[3] Heidegger, Being and Time, trans. Joan Stambaugh with revisions by Dennis J. Schmidt (Albany, NY: State University of New York Press, 2010), 65.

[4] Ibid., 227.

[5] Ibid., 28-29.

[6] Ibid., 28.

[7] Ibid., 133.

[8] Ibid.

[9] Andrew Mitchell, Heidegger Among the Sculptors: Body, Space, and the Art of Dwelling (Stanford: Stanford University Press, 2010),10.

[10] Ibid., 23.

[11] Richard Andrews, James Turrell: Sensing Space (Seattle: Henry Gallery Association, 1992), 37.

[12] Dawna Schuld, “Practically Nothing: Light, Space, and the Pragmatics of Phenomenology,” in Robin Clark (ed.), Phenomenal: California Light, Space, Surface (Berkeley and Los Angeles: University of California Press, 2011), 116-118.

[13] Ibid., 118.

[14] Nancy Marmer, “James Turrell: The Art of Deception,” Art in America, vol. 69 (May 1981), 97.

[15] Wolfgang Zimmer, “Now you see it, Now you…,” ARTnews, vol. 80 (Feb 1981): 225.

[16] Craig Adcock, James Turrell: The Art of Light and Space (Berkeley and Los Angeles: University of California Press, 1990), 12.

[17] Turrell interview with Julia Brown in Occluded Front, James Turrell, quoted in Adcock, 13.

[18] Heidegger, “Work of Art,” 172.

[19] Ibid., 172.

[20] Plato, Republic, Book VII, lines 515

Other Spaces: Shifter launch at MANA Contemporary

October 24, 2013 · Print This Article

Screen shot 2013-10-24 at 6.54.25 AM

The latest issue of SHIFTER comes out this Friday with a launch at MANA Contemporary from 7-10pm, featuring lectures and performances by Simon Leung, Kelly Kaczynski and Zach Cahill, with a Cake Installation by Tara Lane.
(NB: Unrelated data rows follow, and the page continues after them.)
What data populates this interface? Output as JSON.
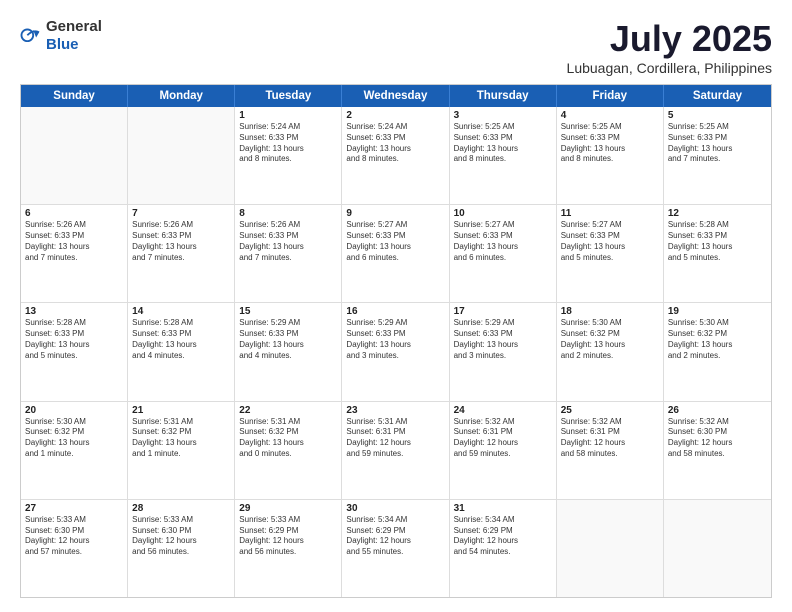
{
  "header": {
    "logo_general": "General",
    "logo_blue": "Blue",
    "month": "July 2025",
    "location": "Lubuagan, Cordillera, Philippines"
  },
  "weekdays": [
    "Sunday",
    "Monday",
    "Tuesday",
    "Wednesday",
    "Thursday",
    "Friday",
    "Saturday"
  ],
  "rows": [
    [
      {
        "day": "",
        "text": "",
        "empty": true
      },
      {
        "day": "",
        "text": "",
        "empty": true
      },
      {
        "day": "1",
        "text": "Sunrise: 5:24 AM\nSunset: 6:33 PM\nDaylight: 13 hours\nand 8 minutes."
      },
      {
        "day": "2",
        "text": "Sunrise: 5:24 AM\nSunset: 6:33 PM\nDaylight: 13 hours\nand 8 minutes."
      },
      {
        "day": "3",
        "text": "Sunrise: 5:25 AM\nSunset: 6:33 PM\nDaylight: 13 hours\nand 8 minutes."
      },
      {
        "day": "4",
        "text": "Sunrise: 5:25 AM\nSunset: 6:33 PM\nDaylight: 13 hours\nand 8 minutes."
      },
      {
        "day": "5",
        "text": "Sunrise: 5:25 AM\nSunset: 6:33 PM\nDaylight: 13 hours\nand 7 minutes."
      }
    ],
    [
      {
        "day": "6",
        "text": "Sunrise: 5:26 AM\nSunset: 6:33 PM\nDaylight: 13 hours\nand 7 minutes."
      },
      {
        "day": "7",
        "text": "Sunrise: 5:26 AM\nSunset: 6:33 PM\nDaylight: 13 hours\nand 7 minutes."
      },
      {
        "day": "8",
        "text": "Sunrise: 5:26 AM\nSunset: 6:33 PM\nDaylight: 13 hours\nand 7 minutes."
      },
      {
        "day": "9",
        "text": "Sunrise: 5:27 AM\nSunset: 6:33 PM\nDaylight: 13 hours\nand 6 minutes."
      },
      {
        "day": "10",
        "text": "Sunrise: 5:27 AM\nSunset: 6:33 PM\nDaylight: 13 hours\nand 6 minutes."
      },
      {
        "day": "11",
        "text": "Sunrise: 5:27 AM\nSunset: 6:33 PM\nDaylight: 13 hours\nand 5 minutes."
      },
      {
        "day": "12",
        "text": "Sunrise: 5:28 AM\nSunset: 6:33 PM\nDaylight: 13 hours\nand 5 minutes."
      }
    ],
    [
      {
        "day": "13",
        "text": "Sunrise: 5:28 AM\nSunset: 6:33 PM\nDaylight: 13 hours\nand 5 minutes."
      },
      {
        "day": "14",
        "text": "Sunrise: 5:28 AM\nSunset: 6:33 PM\nDaylight: 13 hours\nand 4 minutes."
      },
      {
        "day": "15",
        "text": "Sunrise: 5:29 AM\nSunset: 6:33 PM\nDaylight: 13 hours\nand 4 minutes."
      },
      {
        "day": "16",
        "text": "Sunrise: 5:29 AM\nSunset: 6:33 PM\nDaylight: 13 hours\nand 3 minutes."
      },
      {
        "day": "17",
        "text": "Sunrise: 5:29 AM\nSunset: 6:33 PM\nDaylight: 13 hours\nand 3 minutes."
      },
      {
        "day": "18",
        "text": "Sunrise: 5:30 AM\nSunset: 6:32 PM\nDaylight: 13 hours\nand 2 minutes."
      },
      {
        "day": "19",
        "text": "Sunrise: 5:30 AM\nSunset: 6:32 PM\nDaylight: 13 hours\nand 2 minutes."
      }
    ],
    [
      {
        "day": "20",
        "text": "Sunrise: 5:30 AM\nSunset: 6:32 PM\nDaylight: 13 hours\nand 1 minute."
      },
      {
        "day": "21",
        "text": "Sunrise: 5:31 AM\nSunset: 6:32 PM\nDaylight: 13 hours\nand 1 minute."
      },
      {
        "day": "22",
        "text": "Sunrise: 5:31 AM\nSunset: 6:32 PM\nDaylight: 13 hours\nand 0 minutes."
      },
      {
        "day": "23",
        "text": "Sunrise: 5:31 AM\nSunset: 6:31 PM\nDaylight: 12 hours\nand 59 minutes."
      },
      {
        "day": "24",
        "text": "Sunrise: 5:32 AM\nSunset: 6:31 PM\nDaylight: 12 hours\nand 59 minutes."
      },
      {
        "day": "25",
        "text": "Sunrise: 5:32 AM\nSunset: 6:31 PM\nDaylight: 12 hours\nand 58 minutes."
      },
      {
        "day": "26",
        "text": "Sunrise: 5:32 AM\nSunset: 6:30 PM\nDaylight: 12 hours\nand 58 minutes."
      }
    ],
    [
      {
        "day": "27",
        "text": "Sunrise: 5:33 AM\nSunset: 6:30 PM\nDaylight: 12 hours\nand 57 minutes."
      },
      {
        "day": "28",
        "text": "Sunrise: 5:33 AM\nSunset: 6:30 PM\nDaylight: 12 hours\nand 56 minutes."
      },
      {
        "day": "29",
        "text": "Sunrise: 5:33 AM\nSunset: 6:29 PM\nDaylight: 12 hours\nand 56 minutes."
      },
      {
        "day": "30",
        "text": "Sunrise: 5:34 AM\nSunset: 6:29 PM\nDaylight: 12 hours\nand 55 minutes."
      },
      {
        "day": "31",
        "text": "Sunrise: 5:34 AM\nSunset: 6:29 PM\nDaylight: 12 hours\nand 54 minutes."
      },
      {
        "day": "",
        "text": "",
        "empty": true
      },
      {
        "day": "",
        "text": "",
        "empty": true
      }
    ]
  ]
}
A Cultural Conversation with Alan and Michael Fleming on Saturday in case you want to sleep over. RSVP here.

Shifter_21_Other_Spaces

Shifter’s 21st issue, Other Spaces, considers the body as a site where architecture’s traditional polarities of private and public collapse. This polarity, mirrored in the distinctions we draw between individual and social freedoms and domestic and political action are challenged every day by spontaneous, collaborative re-imaginings of space.
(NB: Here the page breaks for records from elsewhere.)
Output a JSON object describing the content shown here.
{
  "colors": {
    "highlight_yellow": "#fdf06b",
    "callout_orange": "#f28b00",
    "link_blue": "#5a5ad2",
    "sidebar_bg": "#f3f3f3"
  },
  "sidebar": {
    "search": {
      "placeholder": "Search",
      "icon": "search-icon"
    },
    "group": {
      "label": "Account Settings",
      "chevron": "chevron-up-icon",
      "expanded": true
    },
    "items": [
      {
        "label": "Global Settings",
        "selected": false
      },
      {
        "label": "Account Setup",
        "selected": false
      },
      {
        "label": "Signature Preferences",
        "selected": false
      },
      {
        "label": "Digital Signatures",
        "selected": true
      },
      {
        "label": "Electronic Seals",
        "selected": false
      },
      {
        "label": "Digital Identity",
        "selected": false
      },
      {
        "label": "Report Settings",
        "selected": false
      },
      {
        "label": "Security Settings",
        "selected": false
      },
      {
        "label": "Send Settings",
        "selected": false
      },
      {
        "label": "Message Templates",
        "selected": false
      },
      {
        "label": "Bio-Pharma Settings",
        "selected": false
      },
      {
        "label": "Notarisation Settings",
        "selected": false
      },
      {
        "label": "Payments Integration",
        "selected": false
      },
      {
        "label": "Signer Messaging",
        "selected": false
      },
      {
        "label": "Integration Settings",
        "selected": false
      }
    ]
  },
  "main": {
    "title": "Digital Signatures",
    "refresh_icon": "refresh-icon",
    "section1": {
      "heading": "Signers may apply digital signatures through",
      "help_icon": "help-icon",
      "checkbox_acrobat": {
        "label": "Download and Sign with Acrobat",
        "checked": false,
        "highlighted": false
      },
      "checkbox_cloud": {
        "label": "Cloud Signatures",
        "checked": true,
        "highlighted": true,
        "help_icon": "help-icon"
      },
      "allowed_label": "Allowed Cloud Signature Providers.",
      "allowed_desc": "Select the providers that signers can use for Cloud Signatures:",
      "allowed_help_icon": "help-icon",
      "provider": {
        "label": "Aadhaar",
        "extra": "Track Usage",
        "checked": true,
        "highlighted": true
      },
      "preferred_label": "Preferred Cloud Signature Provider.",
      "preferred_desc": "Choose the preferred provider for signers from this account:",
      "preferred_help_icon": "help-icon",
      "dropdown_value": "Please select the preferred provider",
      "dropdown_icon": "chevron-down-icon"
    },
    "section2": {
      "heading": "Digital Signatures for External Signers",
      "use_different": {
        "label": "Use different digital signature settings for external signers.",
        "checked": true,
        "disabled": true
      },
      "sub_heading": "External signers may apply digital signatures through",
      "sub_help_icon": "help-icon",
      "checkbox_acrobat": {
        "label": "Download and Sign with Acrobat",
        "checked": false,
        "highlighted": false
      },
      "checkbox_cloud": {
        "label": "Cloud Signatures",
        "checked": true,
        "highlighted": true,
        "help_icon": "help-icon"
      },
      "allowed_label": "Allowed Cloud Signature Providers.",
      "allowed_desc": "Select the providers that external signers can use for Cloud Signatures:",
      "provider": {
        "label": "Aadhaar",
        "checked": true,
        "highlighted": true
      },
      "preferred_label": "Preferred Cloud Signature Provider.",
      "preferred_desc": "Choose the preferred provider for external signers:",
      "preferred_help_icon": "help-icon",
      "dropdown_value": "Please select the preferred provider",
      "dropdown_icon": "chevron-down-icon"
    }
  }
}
In this issue artists, writers and critical thinkers reflect upon and imagine those other spaces that are coming to be and that are yet to be imagined in the social transformations of our present. While Other Spaces may appear to be an Atlas, it may just as well be read as a diary.
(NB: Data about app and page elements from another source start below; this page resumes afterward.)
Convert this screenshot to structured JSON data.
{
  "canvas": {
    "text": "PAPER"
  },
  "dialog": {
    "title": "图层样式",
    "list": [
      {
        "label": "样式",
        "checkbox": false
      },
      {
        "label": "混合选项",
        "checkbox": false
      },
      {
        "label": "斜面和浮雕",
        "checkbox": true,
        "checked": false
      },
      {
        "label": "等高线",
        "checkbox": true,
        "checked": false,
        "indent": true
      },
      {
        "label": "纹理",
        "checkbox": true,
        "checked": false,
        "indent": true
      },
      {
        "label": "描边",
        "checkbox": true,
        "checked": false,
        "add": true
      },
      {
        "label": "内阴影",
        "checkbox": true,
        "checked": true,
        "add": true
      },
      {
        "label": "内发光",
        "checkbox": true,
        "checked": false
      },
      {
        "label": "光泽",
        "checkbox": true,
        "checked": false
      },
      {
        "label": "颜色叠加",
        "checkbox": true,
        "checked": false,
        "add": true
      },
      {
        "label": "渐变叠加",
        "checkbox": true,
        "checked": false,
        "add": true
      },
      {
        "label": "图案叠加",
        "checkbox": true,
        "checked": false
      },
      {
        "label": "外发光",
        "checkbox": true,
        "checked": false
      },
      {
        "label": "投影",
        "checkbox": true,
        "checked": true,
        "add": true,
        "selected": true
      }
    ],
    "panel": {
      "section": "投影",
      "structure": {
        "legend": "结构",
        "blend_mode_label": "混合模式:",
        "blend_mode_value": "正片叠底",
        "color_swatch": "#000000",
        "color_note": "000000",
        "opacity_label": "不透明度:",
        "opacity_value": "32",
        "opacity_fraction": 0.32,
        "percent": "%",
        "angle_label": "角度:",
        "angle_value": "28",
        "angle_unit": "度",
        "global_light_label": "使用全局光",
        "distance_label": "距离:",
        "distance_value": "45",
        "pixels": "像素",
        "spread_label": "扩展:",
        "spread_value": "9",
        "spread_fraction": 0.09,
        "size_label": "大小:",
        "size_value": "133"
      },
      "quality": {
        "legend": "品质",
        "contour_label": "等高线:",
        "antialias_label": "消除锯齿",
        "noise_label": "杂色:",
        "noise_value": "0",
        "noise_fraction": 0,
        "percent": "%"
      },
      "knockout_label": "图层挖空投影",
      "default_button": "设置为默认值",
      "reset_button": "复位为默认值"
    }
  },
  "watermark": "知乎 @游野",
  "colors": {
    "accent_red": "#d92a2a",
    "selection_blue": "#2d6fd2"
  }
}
Number 21 features contributions from Jeremy Bolen, Luis Camnitzer, Tyler Coburn, Julia Fish, Beate Geissler & Oliver Sann, Sheela Gowda, Joanne Greenbaum, Tehching Hsieh, Kitty Kraus, Dan Levenson, Blank Noise, Alison O’Daniel, Sean Raspet, Blithe Riley, Jacolby Satterwhite, Greg Sholette & Agata Craftlove, Lise Soskolne, Mariam Suhail, and Josh Tonsfeldt.